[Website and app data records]
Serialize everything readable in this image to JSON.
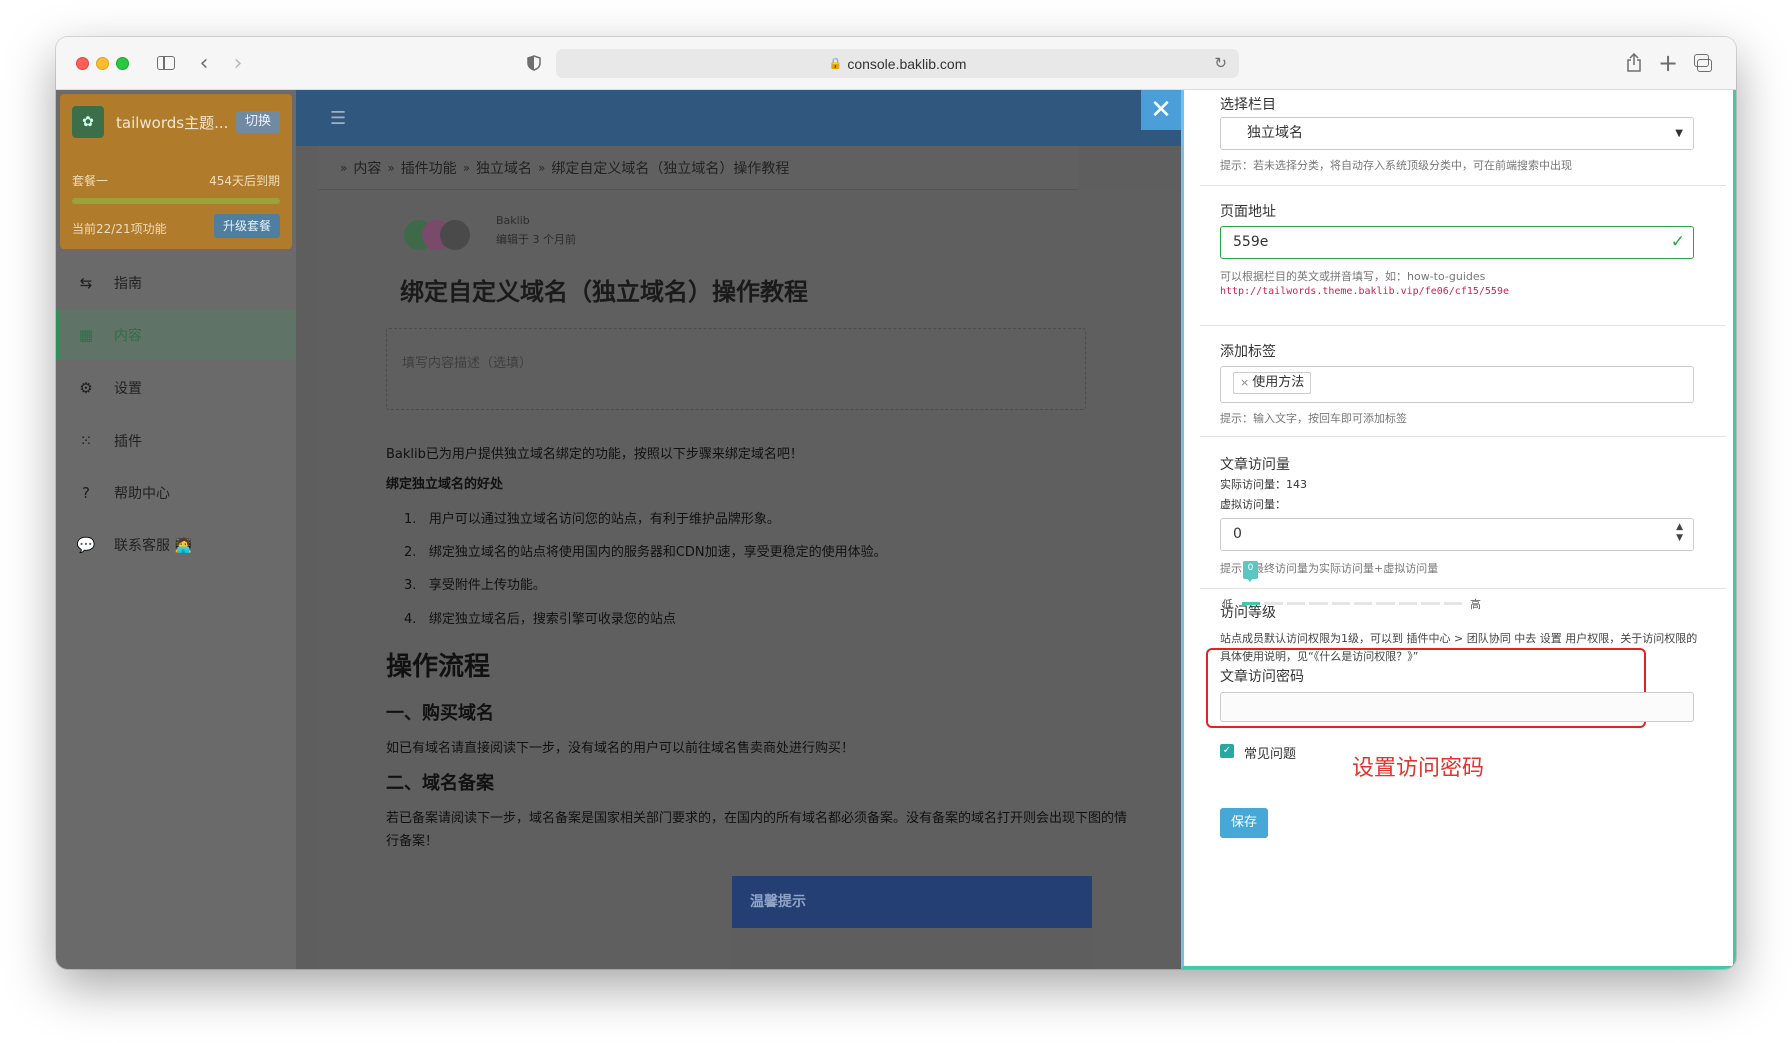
{
  "browser": {
    "url": "console.baklib.com"
  },
  "sidebar": {
    "site_name": "tailwords主题...",
    "switch_label": "切换",
    "plan_name": "套餐一",
    "plan_expire": "454天后到期",
    "plan_features": "当前22/21项功能",
    "upgrade_label": "升级套餐",
    "items": [
      {
        "label": "指南",
        "icon": "signpost-icon"
      },
      {
        "label": "内容",
        "icon": "grid-icon"
      },
      {
        "label": "设置",
        "icon": "gear-icon"
      },
      {
        "label": "插件",
        "icon": "apps-icon"
      },
      {
        "label": "帮助中心",
        "icon": "help-icon"
      },
      {
        "label": "联系客服 🧑‍💻",
        "icon": "chat-icon"
      }
    ]
  },
  "breadcrumb": [
    "内容",
    "插件功能",
    "独立域名",
    "绑定自定义域名（独立域名）操作教程"
  ],
  "article": {
    "author": "Baklib",
    "edited": "编辑于 3 个月前",
    "title": "绑定自定义域名（独立域名）操作教程",
    "desc_placeholder": "填写内容描述（选填）",
    "intro": "Baklib已为用户提供独立域名绑定的功能，按照以下步骤来绑定域名吧！",
    "benefits_heading": "绑定独立域名的好处",
    "benefits": [
      "用户可以通过独立域名访问您的站点，有利于维护品牌形象。",
      "绑定独立域名的站点将使用国内的服务器和CDN加速，享受更稳定的使用体验。",
      "享受附件上传功能。",
      "绑定独立域名后，搜索引擎可收录您的站点"
    ],
    "flow_heading": "操作流程",
    "step1_heading": "一、购买域名",
    "step1_text": "如已有域名请直接阅读下一步，没有域名的用户可以前往域名售卖商处进行购买！",
    "step2_heading": "二、域名备案",
    "step2_text_1": "若已备案请阅读下一步，域名备案是国家相关部门要求的，在国内的所有域名都必须备案。没有备案的域名打开则会出现下图的情",
    "step2_text_2": "行备案！",
    "tip_title": "温馨提示"
  },
  "drawer": {
    "category_label": "选择栏目",
    "category_value": "独立域名",
    "category_hint": "提示：若未选择分类，将自动存入系统顶级分类中，可在前端搜索中出现",
    "path_label": "页面地址",
    "path_value": "559e",
    "path_hint": "可以根据栏目的英文或拼音填写，如：how-to-guides",
    "path_url": "http://tailwords.theme.baklib.vip/fe06/cf15/559e",
    "tags_label": "添加标签",
    "tags": [
      "使用方法"
    ],
    "tags_hint": "提示：输入文字，按回车即可添加标签",
    "views_label": "文章访问量",
    "views_actual": "实际访问量：143",
    "views_virtual_label": "虚拟访问量：",
    "views_virtual_value": "0",
    "views_hint": "提示：最终访问量为实际访问量+虚拟访问量",
    "level_label": "访问等级",
    "level_value": "0",
    "level_low": "低",
    "level_high": "高",
    "level_hint_1": "站点成员默认访问权限为1级，可以到 插件中心 > 团队协同 中去 设置 用户权限，关于访问权限的",
    "level_hint_2": "具体使用说明，见“《什么是访问权限？》”",
    "password_label": "文章访问密码",
    "password_value": "",
    "faq_label": "常见问题",
    "annotation": "设置访问密码",
    "save_label": "保存"
  }
}
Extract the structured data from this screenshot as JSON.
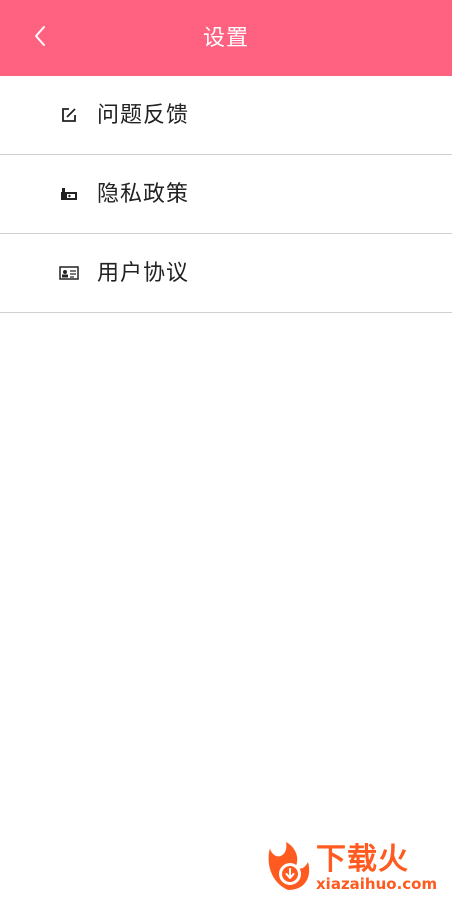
{
  "header": {
    "title": "设置",
    "back_icon": "chevron-left-icon",
    "background_color": "#ff6180"
  },
  "menu": {
    "items": [
      {
        "label": "问题反馈",
        "icon": "edit-icon"
      },
      {
        "label": "隐私政策",
        "icon": "privacy-icon"
      },
      {
        "label": "用户协议",
        "icon": "id-card-icon"
      }
    ]
  },
  "watermark": {
    "brand": "下载火",
    "domain": "xiazaihuo.com",
    "color": "#ff5a1f"
  }
}
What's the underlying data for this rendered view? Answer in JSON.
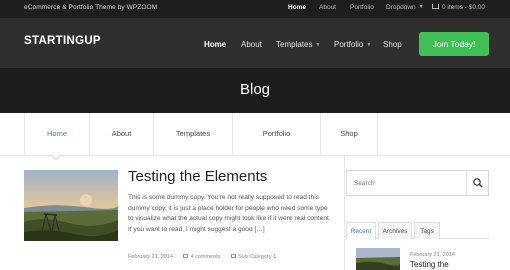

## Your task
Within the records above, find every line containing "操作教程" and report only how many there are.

## Your solution
2